Three Tory councillors, one of whom was a town mayor, were suspended on Wednesday after endorsing Islamophobic statements on Twitter (liking a cartoon that portrayed London mayor Sadiq Khan being beheaded by the queen) and praising Tommy Robinson, the well-known racist and Islamophobe, as a patriot.
Nonetheless, with all the evidence that shows the deep-rooted nature of Islamophobia within the Tory party, there are many MPs who are in denial of its existence. Henry Smith, MP for Crawley, said that “I’ve never come across any of that in the Conservative Party” when asked about allegations of Islamophobia. It is little surprise then that “journalists” such as Rod Liddle say that “there is not nearly enough Islamophobia within the Tory party.” 

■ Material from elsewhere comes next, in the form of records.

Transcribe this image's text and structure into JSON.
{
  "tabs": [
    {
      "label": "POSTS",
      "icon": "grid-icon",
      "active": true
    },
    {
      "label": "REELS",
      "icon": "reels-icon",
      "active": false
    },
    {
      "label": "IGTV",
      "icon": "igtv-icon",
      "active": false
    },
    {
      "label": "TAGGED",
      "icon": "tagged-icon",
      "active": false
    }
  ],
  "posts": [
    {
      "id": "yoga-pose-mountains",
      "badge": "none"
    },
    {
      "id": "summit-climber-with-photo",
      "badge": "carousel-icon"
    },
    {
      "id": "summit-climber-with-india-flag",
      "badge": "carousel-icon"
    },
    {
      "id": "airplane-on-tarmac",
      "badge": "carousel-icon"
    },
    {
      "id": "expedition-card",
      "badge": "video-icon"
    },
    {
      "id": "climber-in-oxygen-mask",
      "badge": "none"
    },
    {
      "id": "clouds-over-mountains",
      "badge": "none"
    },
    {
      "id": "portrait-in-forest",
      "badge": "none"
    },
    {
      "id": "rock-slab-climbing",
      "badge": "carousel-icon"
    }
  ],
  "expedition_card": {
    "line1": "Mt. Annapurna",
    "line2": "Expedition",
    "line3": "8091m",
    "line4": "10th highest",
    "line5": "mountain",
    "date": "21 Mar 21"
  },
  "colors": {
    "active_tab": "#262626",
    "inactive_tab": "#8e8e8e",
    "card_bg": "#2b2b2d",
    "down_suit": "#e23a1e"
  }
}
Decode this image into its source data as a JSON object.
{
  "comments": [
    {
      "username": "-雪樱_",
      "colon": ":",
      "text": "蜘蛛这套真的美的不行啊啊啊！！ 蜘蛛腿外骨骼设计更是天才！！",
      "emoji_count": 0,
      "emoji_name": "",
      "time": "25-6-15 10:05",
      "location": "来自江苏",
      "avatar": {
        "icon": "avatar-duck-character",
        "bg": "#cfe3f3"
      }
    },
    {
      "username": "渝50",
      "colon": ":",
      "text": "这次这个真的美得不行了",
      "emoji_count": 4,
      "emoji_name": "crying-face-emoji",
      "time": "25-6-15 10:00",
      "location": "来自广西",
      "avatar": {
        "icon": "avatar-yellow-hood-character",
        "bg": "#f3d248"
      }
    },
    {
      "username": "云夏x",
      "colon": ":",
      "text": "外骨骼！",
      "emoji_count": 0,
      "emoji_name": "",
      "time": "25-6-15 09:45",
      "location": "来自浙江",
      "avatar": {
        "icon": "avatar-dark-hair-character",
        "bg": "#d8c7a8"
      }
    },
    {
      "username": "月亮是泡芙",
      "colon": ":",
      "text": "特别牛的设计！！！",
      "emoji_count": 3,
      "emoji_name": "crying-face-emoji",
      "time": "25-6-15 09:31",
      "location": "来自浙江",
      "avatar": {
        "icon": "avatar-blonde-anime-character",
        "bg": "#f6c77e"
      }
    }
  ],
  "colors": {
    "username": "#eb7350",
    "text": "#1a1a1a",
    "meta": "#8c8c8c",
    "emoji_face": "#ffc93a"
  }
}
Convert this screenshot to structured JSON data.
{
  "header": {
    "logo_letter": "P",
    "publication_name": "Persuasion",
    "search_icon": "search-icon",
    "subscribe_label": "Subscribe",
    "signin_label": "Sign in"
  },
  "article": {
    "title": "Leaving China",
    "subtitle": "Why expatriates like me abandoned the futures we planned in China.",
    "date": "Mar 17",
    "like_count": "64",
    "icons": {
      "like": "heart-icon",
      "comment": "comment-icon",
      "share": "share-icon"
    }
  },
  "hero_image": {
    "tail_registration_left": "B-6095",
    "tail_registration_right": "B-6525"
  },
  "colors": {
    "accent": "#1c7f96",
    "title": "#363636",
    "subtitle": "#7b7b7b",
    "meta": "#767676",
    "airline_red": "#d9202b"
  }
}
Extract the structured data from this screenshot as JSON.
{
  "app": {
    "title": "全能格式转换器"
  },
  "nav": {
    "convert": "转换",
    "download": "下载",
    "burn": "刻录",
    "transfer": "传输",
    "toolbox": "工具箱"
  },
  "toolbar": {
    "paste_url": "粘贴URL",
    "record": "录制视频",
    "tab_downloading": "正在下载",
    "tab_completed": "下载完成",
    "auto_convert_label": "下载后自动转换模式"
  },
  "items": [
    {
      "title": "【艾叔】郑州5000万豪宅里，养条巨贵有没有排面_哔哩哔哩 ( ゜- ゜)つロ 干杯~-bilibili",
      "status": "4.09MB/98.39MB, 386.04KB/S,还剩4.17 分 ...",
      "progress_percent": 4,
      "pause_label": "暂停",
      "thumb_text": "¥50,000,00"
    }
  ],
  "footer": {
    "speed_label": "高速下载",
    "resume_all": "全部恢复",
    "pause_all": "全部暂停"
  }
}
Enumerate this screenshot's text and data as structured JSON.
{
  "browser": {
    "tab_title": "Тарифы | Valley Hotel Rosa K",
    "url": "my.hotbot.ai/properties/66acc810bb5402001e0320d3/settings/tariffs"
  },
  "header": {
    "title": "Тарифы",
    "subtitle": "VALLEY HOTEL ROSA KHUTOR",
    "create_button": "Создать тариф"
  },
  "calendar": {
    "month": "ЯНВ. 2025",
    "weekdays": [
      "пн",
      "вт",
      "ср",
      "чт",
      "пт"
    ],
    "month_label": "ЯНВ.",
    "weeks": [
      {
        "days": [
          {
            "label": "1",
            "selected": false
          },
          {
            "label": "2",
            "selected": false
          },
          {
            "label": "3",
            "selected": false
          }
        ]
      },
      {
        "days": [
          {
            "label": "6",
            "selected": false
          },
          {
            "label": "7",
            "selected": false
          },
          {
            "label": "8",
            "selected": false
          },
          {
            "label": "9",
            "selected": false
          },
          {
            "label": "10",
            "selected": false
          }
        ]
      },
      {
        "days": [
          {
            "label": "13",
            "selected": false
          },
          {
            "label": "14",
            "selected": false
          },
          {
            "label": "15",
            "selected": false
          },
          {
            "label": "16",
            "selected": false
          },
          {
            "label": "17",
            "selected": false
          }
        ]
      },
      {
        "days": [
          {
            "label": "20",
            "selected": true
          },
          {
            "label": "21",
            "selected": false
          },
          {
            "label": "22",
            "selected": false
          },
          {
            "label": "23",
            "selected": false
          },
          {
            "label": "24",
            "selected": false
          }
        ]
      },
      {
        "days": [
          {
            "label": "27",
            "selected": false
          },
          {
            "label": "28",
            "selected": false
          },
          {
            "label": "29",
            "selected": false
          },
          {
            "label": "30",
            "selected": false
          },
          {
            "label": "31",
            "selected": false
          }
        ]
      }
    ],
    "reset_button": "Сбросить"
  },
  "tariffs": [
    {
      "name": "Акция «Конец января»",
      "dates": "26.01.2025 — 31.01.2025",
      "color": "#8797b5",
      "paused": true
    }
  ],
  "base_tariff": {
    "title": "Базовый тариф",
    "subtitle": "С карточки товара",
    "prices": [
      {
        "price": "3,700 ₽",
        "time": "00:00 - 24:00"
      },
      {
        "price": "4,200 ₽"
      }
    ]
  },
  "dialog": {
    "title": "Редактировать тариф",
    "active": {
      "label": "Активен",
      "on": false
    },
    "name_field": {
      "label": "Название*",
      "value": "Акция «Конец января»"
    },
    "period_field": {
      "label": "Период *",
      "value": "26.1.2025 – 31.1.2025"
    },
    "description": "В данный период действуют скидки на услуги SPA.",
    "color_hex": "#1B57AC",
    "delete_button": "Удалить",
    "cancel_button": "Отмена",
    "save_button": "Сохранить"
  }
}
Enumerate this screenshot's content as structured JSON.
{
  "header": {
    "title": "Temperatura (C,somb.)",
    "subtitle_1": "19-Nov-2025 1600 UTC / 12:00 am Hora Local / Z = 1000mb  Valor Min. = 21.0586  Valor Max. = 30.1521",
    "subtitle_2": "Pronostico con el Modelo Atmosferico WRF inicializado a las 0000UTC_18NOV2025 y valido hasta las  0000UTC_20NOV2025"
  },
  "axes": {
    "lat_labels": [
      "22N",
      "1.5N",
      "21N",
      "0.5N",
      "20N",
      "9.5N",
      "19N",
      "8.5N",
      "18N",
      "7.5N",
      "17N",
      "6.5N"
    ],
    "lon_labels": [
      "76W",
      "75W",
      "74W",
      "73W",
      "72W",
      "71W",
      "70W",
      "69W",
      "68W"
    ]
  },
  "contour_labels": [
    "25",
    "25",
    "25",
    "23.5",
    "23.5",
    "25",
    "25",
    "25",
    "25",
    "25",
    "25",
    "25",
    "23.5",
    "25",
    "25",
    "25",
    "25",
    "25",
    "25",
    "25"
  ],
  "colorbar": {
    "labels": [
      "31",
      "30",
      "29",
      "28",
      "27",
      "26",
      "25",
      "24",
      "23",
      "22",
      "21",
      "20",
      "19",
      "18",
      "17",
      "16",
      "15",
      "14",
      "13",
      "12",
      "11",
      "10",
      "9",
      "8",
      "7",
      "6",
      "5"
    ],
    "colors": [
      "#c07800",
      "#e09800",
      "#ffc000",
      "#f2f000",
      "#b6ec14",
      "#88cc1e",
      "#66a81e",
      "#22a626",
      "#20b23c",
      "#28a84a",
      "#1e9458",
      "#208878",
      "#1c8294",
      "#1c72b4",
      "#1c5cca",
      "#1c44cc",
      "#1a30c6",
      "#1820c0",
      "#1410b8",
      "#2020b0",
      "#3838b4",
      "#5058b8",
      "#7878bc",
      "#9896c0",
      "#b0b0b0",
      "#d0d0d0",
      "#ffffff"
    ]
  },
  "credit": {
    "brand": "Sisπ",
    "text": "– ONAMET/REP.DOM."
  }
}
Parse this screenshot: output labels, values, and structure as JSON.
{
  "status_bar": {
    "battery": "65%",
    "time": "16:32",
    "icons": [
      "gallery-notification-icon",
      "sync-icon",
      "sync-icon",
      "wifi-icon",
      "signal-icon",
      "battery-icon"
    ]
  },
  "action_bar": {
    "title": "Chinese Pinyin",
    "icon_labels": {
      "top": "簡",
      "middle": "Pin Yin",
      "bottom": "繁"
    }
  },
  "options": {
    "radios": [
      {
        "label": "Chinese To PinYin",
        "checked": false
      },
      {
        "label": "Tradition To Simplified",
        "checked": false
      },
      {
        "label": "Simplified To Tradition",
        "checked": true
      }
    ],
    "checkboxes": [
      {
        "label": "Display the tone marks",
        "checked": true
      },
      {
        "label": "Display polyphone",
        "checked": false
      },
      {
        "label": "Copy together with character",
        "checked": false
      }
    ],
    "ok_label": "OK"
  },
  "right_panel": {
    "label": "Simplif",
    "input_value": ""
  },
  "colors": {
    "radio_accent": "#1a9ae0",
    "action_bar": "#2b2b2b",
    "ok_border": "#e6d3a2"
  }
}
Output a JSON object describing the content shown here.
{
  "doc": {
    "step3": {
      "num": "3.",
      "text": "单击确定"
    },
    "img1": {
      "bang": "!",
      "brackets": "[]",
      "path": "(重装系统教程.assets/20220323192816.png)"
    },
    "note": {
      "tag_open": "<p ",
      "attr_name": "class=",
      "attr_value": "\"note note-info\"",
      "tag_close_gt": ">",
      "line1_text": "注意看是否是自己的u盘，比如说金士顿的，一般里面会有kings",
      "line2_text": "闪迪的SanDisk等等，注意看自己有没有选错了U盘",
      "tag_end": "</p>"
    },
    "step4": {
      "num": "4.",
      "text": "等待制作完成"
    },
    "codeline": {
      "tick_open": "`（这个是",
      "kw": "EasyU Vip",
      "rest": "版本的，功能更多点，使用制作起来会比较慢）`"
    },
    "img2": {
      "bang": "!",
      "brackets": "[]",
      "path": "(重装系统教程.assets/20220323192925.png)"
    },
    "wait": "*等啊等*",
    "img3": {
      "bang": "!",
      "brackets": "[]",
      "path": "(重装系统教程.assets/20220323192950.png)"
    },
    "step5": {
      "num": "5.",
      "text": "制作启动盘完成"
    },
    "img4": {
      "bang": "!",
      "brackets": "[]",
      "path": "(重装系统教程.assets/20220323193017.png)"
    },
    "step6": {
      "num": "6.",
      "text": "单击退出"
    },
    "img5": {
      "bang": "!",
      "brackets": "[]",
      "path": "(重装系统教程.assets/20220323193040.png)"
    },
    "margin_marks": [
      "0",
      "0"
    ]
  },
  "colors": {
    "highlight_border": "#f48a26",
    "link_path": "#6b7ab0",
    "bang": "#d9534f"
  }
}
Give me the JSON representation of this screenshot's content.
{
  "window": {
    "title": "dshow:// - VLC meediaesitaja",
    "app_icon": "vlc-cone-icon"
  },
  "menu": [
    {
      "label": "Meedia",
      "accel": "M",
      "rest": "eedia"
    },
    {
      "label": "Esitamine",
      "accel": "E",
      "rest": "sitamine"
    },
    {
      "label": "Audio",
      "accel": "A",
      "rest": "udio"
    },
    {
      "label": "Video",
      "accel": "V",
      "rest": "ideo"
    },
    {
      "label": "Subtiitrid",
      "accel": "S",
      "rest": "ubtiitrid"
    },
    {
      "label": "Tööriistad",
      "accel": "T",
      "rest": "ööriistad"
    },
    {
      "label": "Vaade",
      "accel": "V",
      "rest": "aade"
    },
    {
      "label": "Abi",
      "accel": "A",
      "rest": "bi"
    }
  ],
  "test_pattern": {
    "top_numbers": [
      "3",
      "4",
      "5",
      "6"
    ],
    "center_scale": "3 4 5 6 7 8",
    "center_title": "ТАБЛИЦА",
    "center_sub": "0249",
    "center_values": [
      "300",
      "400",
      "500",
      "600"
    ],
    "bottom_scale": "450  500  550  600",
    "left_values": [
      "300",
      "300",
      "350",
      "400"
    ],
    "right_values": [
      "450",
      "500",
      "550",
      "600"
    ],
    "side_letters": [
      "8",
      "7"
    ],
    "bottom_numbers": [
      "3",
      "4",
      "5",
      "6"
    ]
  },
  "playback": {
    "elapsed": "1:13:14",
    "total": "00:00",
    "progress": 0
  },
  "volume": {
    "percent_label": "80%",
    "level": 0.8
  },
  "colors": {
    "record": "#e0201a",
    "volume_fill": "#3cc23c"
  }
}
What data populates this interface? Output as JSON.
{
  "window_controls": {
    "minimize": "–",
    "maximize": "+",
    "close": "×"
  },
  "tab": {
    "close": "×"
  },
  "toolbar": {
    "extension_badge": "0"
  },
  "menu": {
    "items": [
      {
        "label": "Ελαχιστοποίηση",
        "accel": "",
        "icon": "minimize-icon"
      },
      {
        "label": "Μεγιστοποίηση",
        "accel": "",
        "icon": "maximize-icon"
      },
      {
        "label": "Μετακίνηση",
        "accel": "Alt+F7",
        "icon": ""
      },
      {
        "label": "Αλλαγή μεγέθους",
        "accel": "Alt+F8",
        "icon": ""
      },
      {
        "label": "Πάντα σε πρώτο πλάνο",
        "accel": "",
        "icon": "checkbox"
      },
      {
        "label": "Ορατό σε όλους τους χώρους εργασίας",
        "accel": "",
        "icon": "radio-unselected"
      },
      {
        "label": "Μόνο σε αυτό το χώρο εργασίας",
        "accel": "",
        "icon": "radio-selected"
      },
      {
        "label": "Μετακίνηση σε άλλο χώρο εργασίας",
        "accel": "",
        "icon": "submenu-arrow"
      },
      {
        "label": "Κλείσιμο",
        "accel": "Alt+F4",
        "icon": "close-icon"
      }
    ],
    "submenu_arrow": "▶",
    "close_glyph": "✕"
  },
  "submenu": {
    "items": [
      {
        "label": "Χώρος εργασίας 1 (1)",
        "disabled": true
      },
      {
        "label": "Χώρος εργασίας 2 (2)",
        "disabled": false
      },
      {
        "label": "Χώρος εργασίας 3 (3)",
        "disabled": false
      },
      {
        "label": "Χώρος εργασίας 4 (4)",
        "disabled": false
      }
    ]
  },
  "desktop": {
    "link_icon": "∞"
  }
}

The result of such drip-fed hatred to the ignorant and foolish of society has not gone unnoticed. In the last three years there has been a sharp rise in Islamophobia and anti-Muslim hate crime in the UK, with 2017 having a record number of attacks against Muslims. In 2018 there were over 1,200 reports of Islamophobic attacks, a 26% surge from the previous year. Islamophobic incidents have risen significantly due to a number of factors such as Brexit and the proliferation of far-right groups manipulating peoples’ misconceptions on immigration and faith.
If the British press, with the title of “most right wing” media in Europe, is systematically downplaying and ignoring this problem—which it helped cause in the first place—then the onus falls on us raise awareness and empower alternative media sources. The same social media platforms that Islamophobes are weaponising to spread their ancient hatreds and jealousy can be used to battle their lies with Truth.
وَقُلْ جَاءَ الْحَقُّ وَزَهَقَ الْبَاطِلُ ۚ إِنَّ الْبَاطِلَ كَانَ زَهُوقًا
And say, “Truth has come, and falsehood has departed. Indeed is falsehood [by its nature], ever bound to depart.”
 Al-Qur’an 17:81